Scanning Electron Microscopy is a microscopy method of looking at samples at very high magnifications using an electron beam. The beam scans the surface of the specimen, and in so doing causes electrons to be released from the sample. These electrons are collected and used to create an image. Magnifications of up to 100 000X can be achieved.
Imaging can be done in both secondary electron and backscattered electron mode. Backscattered electron mode allows contrast in the image on the basis of composition. Heavy elements like niobium will appear bright while light elements like silicon will appear dark. This is a very useful method for phase analysis in metallic materials.
Secondary electron mode creates topographic contrast. This is useful for analysing fracture surfaces to see if the failure was brittle or ductile, or as a result of fatigue if normal light microscopy methods cannot diagnose this.
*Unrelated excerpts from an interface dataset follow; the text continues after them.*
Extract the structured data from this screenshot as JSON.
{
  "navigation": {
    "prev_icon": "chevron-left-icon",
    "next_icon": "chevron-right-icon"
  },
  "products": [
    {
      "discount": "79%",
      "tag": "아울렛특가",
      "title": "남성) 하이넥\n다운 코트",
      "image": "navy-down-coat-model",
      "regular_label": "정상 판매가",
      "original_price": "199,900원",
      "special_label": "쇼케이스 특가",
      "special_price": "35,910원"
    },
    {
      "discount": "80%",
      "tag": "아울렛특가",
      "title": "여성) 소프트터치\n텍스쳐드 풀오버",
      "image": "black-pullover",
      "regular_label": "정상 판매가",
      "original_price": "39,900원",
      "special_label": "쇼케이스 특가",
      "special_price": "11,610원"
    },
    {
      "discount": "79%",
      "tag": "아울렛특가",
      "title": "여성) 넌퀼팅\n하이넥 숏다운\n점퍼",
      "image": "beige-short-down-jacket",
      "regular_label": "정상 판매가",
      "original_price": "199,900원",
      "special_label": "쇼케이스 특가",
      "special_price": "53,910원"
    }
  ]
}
Sometimes wear debris from a wear test should be characterised. This is required for debris produced during biomechanical testing for example. ASTM and ISO standards describe how this should be done.
The test provides information about the wear particles such as particle concentration, frequency, particle size, and shape information. This is presented as histograms of frequency versus particle size and shape for example.
Particle Analysis can also be used to characterise emission particles, and any other application where the size and shape of particles needs to be known. This can also have applications in the mining industry where the size and shape range of agglomerates or slurries of ores need to be known as this influences the performance of processing of the ore.
With current research being conducted on ceramic, metallic, polymeric and elastomeric devices, 6° of Freedom has developed custom techniques and protocols to conduct analysis on wear particles (debris) obtained from these devices following biomechanical fatigue testing and biomechanical wear testing. This pioneering work has established 6˚ Degrees of Freedom as an internationally recognised leader in this highly specialised field.
With major device manufacturers now conducting intensive research on both Phagocytosis and Pinocytosis, the accurate analysis and separation of wear particles (debris) has led to 6˚ Degrees of Freedom developing new protocols related to this ongoing research.
Wear refers to the erosion of a material when it is in sliding motion with the surface of a second material. The wear rate is usually determined in terms of the mass loss of the material over a period of time.
Wear testing is a key mechanical and biomedical test that helps predicting the lifespan of a material in a particular system. The results of the wear study is one of the key properties in selecting a material. For example in the orthopaedics industry the wear rate of the material should be as low as possible in order to prevent the accumulation of wear debris in the body.
There are several testing methods (for example ASTM standards) that describes the parameters of the test procedure for a specific material or system. The wear rates of different systems such as: metal-polymer, metal-metal and ceramic-polymer can be conducted at One Eighty (Pty) Ltd. The parameters such as load, frequency and aqueous medium can be altered according to the desired requirements.
One Eighty (Pty) Ltd currently possess 3 wear testers and is able to conduct the wear testing of 6 samples simultaneously. The wear tester at One Eighty (Pty) Ltd can conducted 99999 uninterrupted cycles while generated graphical data according to the specifications requested by t he client.